▶ Exercise: Would you write out the entries that follow word for word, omitting any images?

Records contained in a dataset
______________________________

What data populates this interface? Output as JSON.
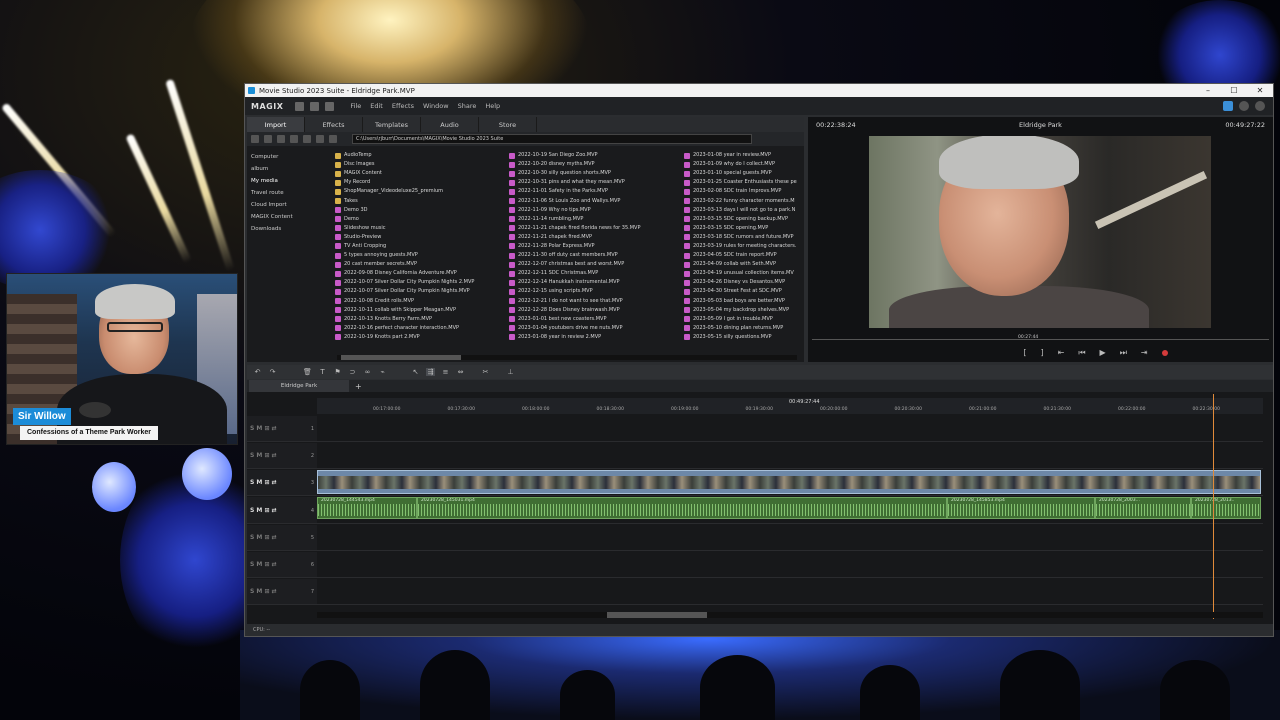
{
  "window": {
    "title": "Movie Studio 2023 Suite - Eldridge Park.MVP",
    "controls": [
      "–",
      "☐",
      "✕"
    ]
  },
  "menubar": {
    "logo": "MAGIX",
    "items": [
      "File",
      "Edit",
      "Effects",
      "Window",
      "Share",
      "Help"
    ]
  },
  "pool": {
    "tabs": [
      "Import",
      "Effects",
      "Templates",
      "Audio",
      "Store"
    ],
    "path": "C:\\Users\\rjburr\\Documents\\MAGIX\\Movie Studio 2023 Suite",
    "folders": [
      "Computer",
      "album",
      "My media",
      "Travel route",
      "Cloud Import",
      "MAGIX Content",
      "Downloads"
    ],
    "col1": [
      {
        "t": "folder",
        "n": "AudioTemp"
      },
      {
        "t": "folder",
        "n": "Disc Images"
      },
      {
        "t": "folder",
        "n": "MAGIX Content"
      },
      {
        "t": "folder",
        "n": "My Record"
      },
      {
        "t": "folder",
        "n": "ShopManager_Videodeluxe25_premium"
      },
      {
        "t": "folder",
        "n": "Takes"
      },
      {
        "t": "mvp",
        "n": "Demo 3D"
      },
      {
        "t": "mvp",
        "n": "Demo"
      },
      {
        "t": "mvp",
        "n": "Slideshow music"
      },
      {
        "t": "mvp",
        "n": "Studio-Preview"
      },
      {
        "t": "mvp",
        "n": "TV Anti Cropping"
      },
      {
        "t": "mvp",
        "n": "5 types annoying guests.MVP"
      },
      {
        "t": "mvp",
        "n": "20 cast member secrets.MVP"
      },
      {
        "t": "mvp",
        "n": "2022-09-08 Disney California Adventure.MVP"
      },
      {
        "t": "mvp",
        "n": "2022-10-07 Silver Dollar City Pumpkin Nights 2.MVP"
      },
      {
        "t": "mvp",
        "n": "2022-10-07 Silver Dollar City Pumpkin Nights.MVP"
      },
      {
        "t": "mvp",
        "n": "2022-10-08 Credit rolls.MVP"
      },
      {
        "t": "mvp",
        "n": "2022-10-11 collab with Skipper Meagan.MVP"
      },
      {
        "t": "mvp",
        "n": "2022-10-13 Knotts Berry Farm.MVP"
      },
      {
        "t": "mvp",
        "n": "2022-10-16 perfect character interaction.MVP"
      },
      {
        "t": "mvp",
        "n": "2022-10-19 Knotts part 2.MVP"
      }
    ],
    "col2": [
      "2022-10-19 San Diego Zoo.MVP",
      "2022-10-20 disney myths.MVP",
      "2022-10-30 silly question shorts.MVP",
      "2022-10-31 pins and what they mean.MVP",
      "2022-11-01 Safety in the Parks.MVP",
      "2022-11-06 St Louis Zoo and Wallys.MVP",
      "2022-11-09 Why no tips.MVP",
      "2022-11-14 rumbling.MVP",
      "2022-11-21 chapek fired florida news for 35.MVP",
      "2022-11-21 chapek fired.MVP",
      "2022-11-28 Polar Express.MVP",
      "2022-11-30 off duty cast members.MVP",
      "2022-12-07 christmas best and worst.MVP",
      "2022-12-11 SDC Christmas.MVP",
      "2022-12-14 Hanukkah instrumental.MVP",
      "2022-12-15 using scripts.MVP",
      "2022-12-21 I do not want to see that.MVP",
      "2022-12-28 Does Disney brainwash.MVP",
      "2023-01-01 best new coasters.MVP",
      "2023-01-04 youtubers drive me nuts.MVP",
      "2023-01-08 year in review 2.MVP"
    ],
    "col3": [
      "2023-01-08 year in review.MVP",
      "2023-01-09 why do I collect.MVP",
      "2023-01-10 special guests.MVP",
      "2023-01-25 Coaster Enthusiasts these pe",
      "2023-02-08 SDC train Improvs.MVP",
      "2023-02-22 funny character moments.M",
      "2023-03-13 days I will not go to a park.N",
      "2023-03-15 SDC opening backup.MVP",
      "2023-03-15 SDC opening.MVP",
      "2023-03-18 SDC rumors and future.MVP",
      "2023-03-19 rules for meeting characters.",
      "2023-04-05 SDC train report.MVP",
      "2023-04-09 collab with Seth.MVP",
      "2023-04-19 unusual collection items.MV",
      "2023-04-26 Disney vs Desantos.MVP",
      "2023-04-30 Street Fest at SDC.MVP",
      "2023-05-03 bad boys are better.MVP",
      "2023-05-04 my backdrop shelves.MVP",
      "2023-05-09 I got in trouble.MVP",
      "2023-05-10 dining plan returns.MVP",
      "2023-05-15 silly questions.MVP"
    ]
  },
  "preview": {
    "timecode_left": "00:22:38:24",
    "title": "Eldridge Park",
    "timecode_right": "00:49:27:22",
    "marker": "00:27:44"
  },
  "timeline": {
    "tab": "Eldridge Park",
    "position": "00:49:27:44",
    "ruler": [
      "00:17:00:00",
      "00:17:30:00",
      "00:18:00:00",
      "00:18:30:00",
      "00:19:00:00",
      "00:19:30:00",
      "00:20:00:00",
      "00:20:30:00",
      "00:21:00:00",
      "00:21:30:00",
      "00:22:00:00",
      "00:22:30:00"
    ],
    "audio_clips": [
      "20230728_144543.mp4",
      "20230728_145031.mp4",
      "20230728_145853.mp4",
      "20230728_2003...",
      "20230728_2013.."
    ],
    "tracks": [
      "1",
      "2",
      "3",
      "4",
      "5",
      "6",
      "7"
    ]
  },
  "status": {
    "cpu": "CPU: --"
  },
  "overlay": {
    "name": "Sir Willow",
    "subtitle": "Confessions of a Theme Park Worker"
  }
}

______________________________

▶ Answer to the problem:
What data populates this interface? Output as JSON.
{
  "window": {
    "title": "Movie Studio 2023 Suite - Eldridge Park.MVP",
    "controls": [
      "–",
      "☐",
      "✕"
    ]
  },
  "menubar": {
    "logo": "MAGIX",
    "items": [
      "File",
      "Edit",
      "Effects",
      "Window",
      "Share",
      "Help"
    ]
  },
  "pool": {
    "tabs": [
      "Import",
      "Effects",
      "Templates",
      "Audio",
      "Store"
    ],
    "path": "C:\\Users\\rjburr\\Documents\\MAGIX\\Movie Studio 2023 Suite",
    "folders": [
      "Computer",
      "album",
      "My media",
      "Travel route",
      "Cloud Import",
      "MAGIX Content",
      "Downloads"
    ],
    "col1": [
      {
        "t": "folder",
        "n": "AudioTemp"
      },
      {
        "t": "folder",
        "n": "Disc Images"
      },
      {
        "t": "folder",
        "n": "MAGIX Content"
      },
      {
        "t": "folder",
        "n": "My Record"
      },
      {
        "t": "folder",
        "n": "ShopManager_Videodeluxe25_premium"
      },
      {
        "t": "folder",
        "n": "Takes"
      },
      {
        "t": "mvp",
        "n": "Demo 3D"
      },
      {
        "t": "mvp",
        "n": "Demo"
      },
      {
        "t": "mvp",
        "n": "Slideshow music"
      },
      {
        "t": "mvp",
        "n": "Studio-Preview"
      },
      {
        "t": "mvp",
        "n": "TV Anti Cropping"
      },
      {
        "t": "mvp",
        "n": "5 types annoying guests.MVP"
      },
      {
        "t": "mvp",
        "n": "20 cast member secrets.MVP"
      },
      {
        "t": "mvp",
        "n": "2022-09-08 Disney California Adventure.MVP"
      },
      {
        "t": "mvp",
        "n": "2022-10-07 Silver Dollar City Pumpkin Nights 2.MVP"
      },
      {
        "t": "mvp",
        "n": "2022-10-07 Silver Dollar City Pumpkin Nights.MVP"
      },
      {
        "t": "mvp",
        "n": "2022-10-08 Credit rolls.MVP"
      },
      {
        "t": "mvp",
        "n": "2022-10-11 collab with Skipper Meagan.MVP"
      },
      {
        "t": "mvp",
        "n": "2022-10-13 Knotts Berry Farm.MVP"
      },
      {
        "t": "mvp",
        "n": "2022-10-16 perfect character interaction.MVP"
      },
      {
        "t": "mvp",
        "n": "2022-10-19 Knotts part 2.MVP"
      }
    ],
    "col2": [
      "2022-10-19 San Diego Zoo.MVP",
      "2022-10-20 disney myths.MVP",
      "2022-10-30 silly question shorts.MVP",
      "2022-10-31 pins and what they mean.MVP",
      "2022-11-01 Safety in the Parks.MVP",
      "2022-11-06 St Louis Zoo and Wallys.MVP",
      "2022-11-09 Why no tips.MVP",
      "2022-11-14 rumbling.MVP",
      "2022-11-21 chapek fired florida news for 35.MVP",
      "2022-11-21 chapek fired.MVP",
      "2022-11-28 Polar Express.MVP",
      "2022-11-30 off duty cast members.MVP",
      "2022-12-07 christmas best and worst.MVP",
      "2022-12-11 SDC Christmas.MVP",
      "2022-12-14 Hanukkah instrumental.MVP",
      "2022-12-15 using scripts.MVP",
      "2022-12-21 I do not want to see that.MVP",
      "2022-12-28 Does Disney brainwash.MVP",
      "2023-01-01 best new coasters.MVP",
      "2023-01-04 youtubers drive me nuts.MVP",
      "2023-01-08 year in review 2.MVP"
    ],
    "col3": [
      "2023-01-08 year in review.MVP",
      "2023-01-09 why do I collect.MVP",
      "2023-01-10 special guests.MVP",
      "2023-01-25 Coaster Enthusiasts these pe",
      "2023-02-08 SDC train Improvs.MVP",
      "2023-02-22 funny character moments.M",
      "2023-03-13 days I will not go to a park.N",
      "2023-03-15 SDC opening backup.MVP",
      "2023-03-15 SDC opening.MVP",
      "2023-03-18 SDC rumors and future.MVP",
      "2023-03-19 rules for meeting characters.",
      "2023-04-05 SDC train report.MVP",
      "2023-04-09 collab with Seth.MVP",
      "2023-04-19 unusual collection items.MV",
      "2023-04-26 Disney vs Desantos.MVP",
      "2023-04-30 Street Fest at SDC.MVP",
      "2023-05-03 bad boys are better.MVP",
      "2023-05-04 my backdrop shelves.MVP",
      "2023-05-09 I got in trouble.MVP",
      "2023-05-10 dining plan returns.MVP",
      "2023-05-15 silly questions.MVP"
    ]
  },
  "preview": {
    "timecode_left": "00:22:38:24",
    "title": "Eldridge Park",
    "timecode_right": "00:49:27:22",
    "marker": "00:27:44"
  },
  "timeline": {
    "tab": "Eldridge Park",
    "position": "00:49:27:44",
    "ruler": [
      "00:17:00:00",
      "00:17:30:00",
      "00:18:00:00",
      "00:18:30:00",
      "00:19:00:00",
      "00:19:30:00",
      "00:20:00:00",
      "00:20:30:00",
      "00:21:00:00",
      "00:21:30:00",
      "00:22:00:00",
      "00:22:30:00"
    ],
    "audio_clips": [
      "20230728_144543.mp4",
      "20230728_145031.mp4",
      "20230728_145853.mp4",
      "20230728_2003...",
      "20230728_2013.."
    ],
    "tracks": [
      "1",
      "2",
      "3",
      "4",
      "5",
      "6",
      "7"
    ]
  },
  "status": {
    "cpu": "CPU: --"
  },
  "overlay": {
    "name": "Sir Willow",
    "subtitle": "Confessions of a Theme Park Worker"
  }
}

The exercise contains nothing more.